• _What is required_:
Bring together copies of the lines in the data below that contain the word "video".

• _Information shown_:
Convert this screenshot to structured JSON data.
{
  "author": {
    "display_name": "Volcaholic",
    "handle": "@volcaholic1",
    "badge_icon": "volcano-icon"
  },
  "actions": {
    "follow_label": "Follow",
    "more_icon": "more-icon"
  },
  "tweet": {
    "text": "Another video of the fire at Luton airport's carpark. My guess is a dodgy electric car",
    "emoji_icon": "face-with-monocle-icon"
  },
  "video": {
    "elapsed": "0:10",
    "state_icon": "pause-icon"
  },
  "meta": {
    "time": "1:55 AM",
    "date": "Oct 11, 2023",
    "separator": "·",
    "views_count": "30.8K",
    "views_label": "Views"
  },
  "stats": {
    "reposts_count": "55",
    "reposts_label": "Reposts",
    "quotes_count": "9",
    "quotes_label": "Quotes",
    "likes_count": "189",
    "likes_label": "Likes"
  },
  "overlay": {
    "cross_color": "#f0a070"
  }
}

• _Result for this exercise_:
    "text": "Another video of the fire at Luton airport's carpark. My guess is a dodgy electric car",
  "video": {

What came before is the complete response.